Exercise requirements →
Copy everything in the data below exactly except the pictures.

━━━ Dataset extract

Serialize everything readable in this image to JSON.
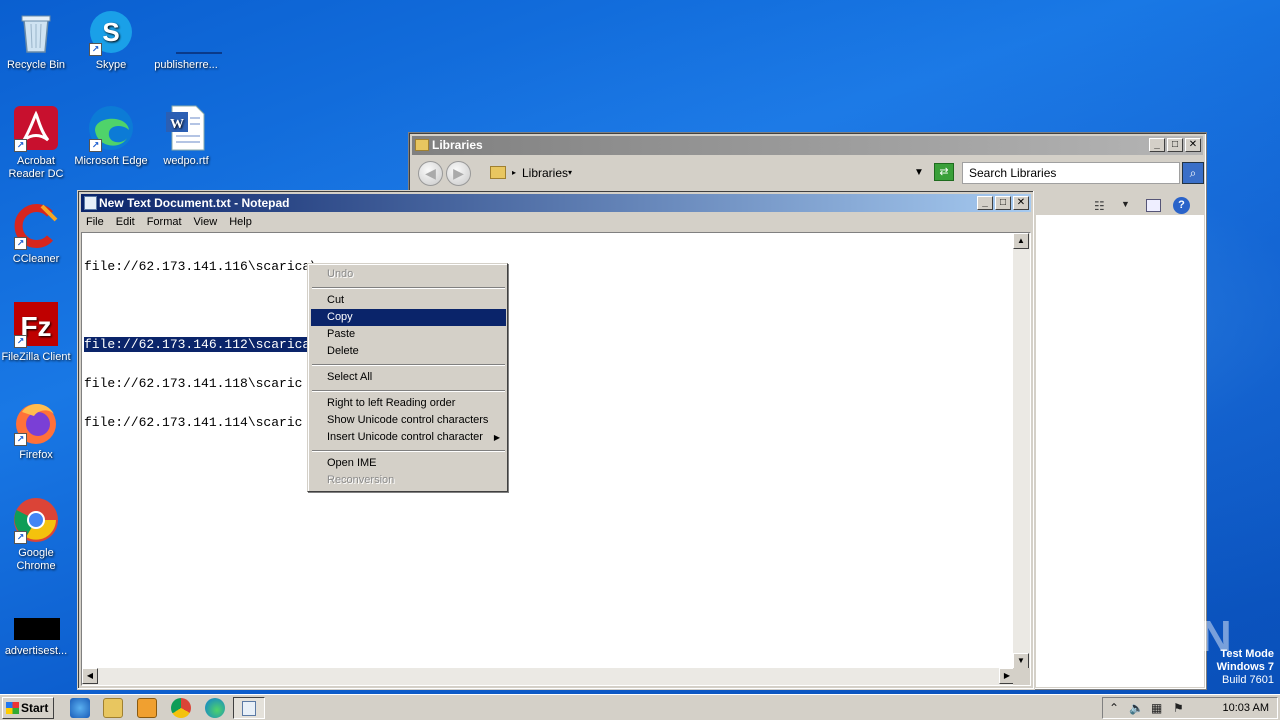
{
  "desktop": {
    "icons": [
      {
        "label": "Recycle Bin"
      },
      {
        "label": "Skype"
      },
      {
        "label": "publisherre..."
      },
      {
        "label": "Acrobat Reader DC"
      },
      {
        "label": "Microsoft Edge"
      },
      {
        "label": "wedpo.rtf"
      },
      {
        "label": "CCleaner"
      },
      {
        "label": "FileZilla Client"
      },
      {
        "label": "Firefox"
      },
      {
        "label": "Google Chrome"
      },
      {
        "label": "advertisest..."
      }
    ]
  },
  "libraries_window": {
    "title": "Libraries",
    "address": "Libraries",
    "search_placeholder": "Search Libraries"
  },
  "notepad": {
    "title": "New Text Document.txt - Notepad",
    "menu": [
      "File",
      "Edit",
      "Format",
      "View",
      "Help"
    ],
    "lines": [
      "file://62.173.141.116\\scarica\\",
      "",
      "file://62.173.146.112\\scarica",
      "file://62.173.141.118\\scaric",
      "file://62.173.141.114\\scaric"
    ]
  },
  "context_menu": {
    "items": [
      {
        "label": "Undo",
        "state": "disabled"
      },
      {
        "label": "Cut",
        "state": "enabled"
      },
      {
        "label": "Copy",
        "state": "highlighted"
      },
      {
        "label": "Paste",
        "state": "enabled"
      },
      {
        "label": "Delete",
        "state": "enabled"
      },
      {
        "label": "Select All",
        "state": "enabled"
      },
      {
        "label": "Right to left Reading order",
        "state": "enabled"
      },
      {
        "label": "Show Unicode control characters",
        "state": "enabled"
      },
      {
        "label": "Insert Unicode control character",
        "state": "enabled"
      },
      {
        "label": "Open IME",
        "state": "enabled"
      },
      {
        "label": "Reconversion",
        "state": "disabled"
      }
    ]
  },
  "watermark": "ANY RUN",
  "test_mode": {
    "line1": "Test Mode",
    "line2": "Windows 7",
    "line3": "Build 7601"
  },
  "taskbar": {
    "start_label": "Start",
    "clock": "10:03 AM"
  }
}
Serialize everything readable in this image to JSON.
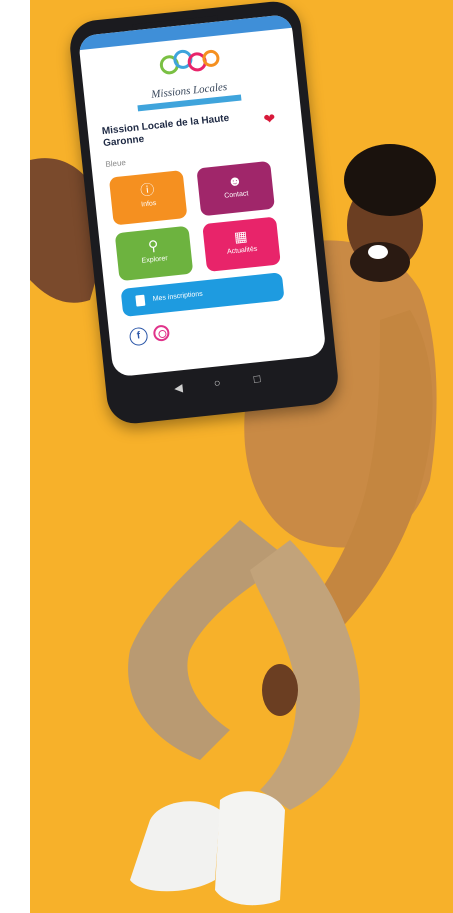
{
  "image": {
    "background_color": "#f7b12a",
    "accent_colors": {
      "info": "#f59020",
      "contact": "#a0266a",
      "explore": "#6db33f",
      "news": "#e8246a",
      "signup": "#1e9be0",
      "favorite": "#d8193a"
    }
  },
  "phone": {
    "logo_text": "Missions Locales",
    "app_title": "Mission Locale de la Haute Garonne",
    "subtitle": "Bleue",
    "tiles": [
      {
        "label": "Infos",
        "icon": "info-icon"
      },
      {
        "label": "Contact",
        "icon": "people-icon"
      },
      {
        "label": "Explorer",
        "icon": "search-icon"
      },
      {
        "label": "Actualités",
        "icon": "calendar-icon"
      }
    ],
    "signup_label": "Mes inscriptions",
    "social": [
      {
        "icon": "facebook-icon"
      },
      {
        "icon": "instagram-icon"
      }
    ]
  }
}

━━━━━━

Answer section →
Serialize everything readable in this image to JSON.
{
  "desktop": {
    "icons": [
      {
        "label": "Recycle Bin"
      },
      {
        "label": "Skype"
      },
      {
        "label": "publisherre..."
      },
      {
        "label": "Acrobat Reader DC"
      },
      {
        "label": "Microsoft Edge"
      },
      {
        "label": "wedpo.rtf"
      },
      {
        "label": "CCleaner"
      },
      {
        "label": "FileZilla Client"
      },
      {
        "label": "Firefox"
      },
      {
        "label": "Google Chrome"
      },
      {
        "label": "advertisest..."
      }
    ]
  },
  "libraries_window": {
    "title": "Libraries",
    "address": "Libraries",
    "search_placeholder": "Search Libraries"
  },
  "notepad": {
    "title": "New Text Document.txt - Notepad",
    "menu": [
      "File",
      "Edit",
      "Format",
      "View",
      "Help"
    ],
    "lines": [
      "file://62.173.141.116\\scarica\\",
      "",
      "file://62.173.146.112\\scarica",
      "file://62.173.141.118\\scaric",
      "file://62.173.141.114\\scaric"
    ]
  },
  "context_menu": {
    "items": [
      {
        "label": "Undo",
        "state": "disabled"
      },
      {
        "label": "Cut",
        "state": "enabled"
      },
      {
        "label": "Copy",
        "state": "highlighted"
      },
      {
        "label": "Paste",
        "state": "enabled"
      },
      {
        "label": "Delete",
        "state": "enabled"
      },
      {
        "label": "Select All",
        "state": "enabled"
      },
      {
        "label": "Right to left Reading order",
        "state": "enabled"
      },
      {
        "label": "Show Unicode control characters",
        "state": "enabled"
      },
      {
        "label": "Insert Unicode control character",
        "state": "enabled"
      },
      {
        "label": "Open IME",
        "state": "enabled"
      },
      {
        "label": "Reconversion",
        "state": "disabled"
      }
    ]
  },
  "watermark": "ANY RUN",
  "test_mode": {
    "line1": "Test Mode",
    "line2": "Windows 7",
    "line3": "Build 7601"
  },
  "taskbar": {
    "start_label": "Start",
    "clock": "10:03 AM"
  }
}
Serialize everything readable in this image to JSON.
{
  "image": {
    "background_color": "#f7b12a",
    "accent_colors": {
      "info": "#f59020",
      "contact": "#a0266a",
      "explore": "#6db33f",
      "news": "#e8246a",
      "signup": "#1e9be0",
      "favorite": "#d8193a"
    }
  },
  "phone": {
    "logo_text": "Missions Locales",
    "app_title": "Mission Locale de la Haute Garonne",
    "subtitle": "Bleue",
    "tiles": [
      {
        "label": "Infos",
        "icon": "info-icon"
      },
      {
        "label": "Contact",
        "icon": "people-icon"
      },
      {
        "label": "Explorer",
        "icon": "search-icon"
      },
      {
        "label": "Actualités",
        "icon": "calendar-icon"
      }
    ],
    "signup_label": "Mes inscriptions",
    "social": [
      {
        "icon": "facebook-icon"
      },
      {
        "icon": "instagram-icon"
      }
    ]
  }
}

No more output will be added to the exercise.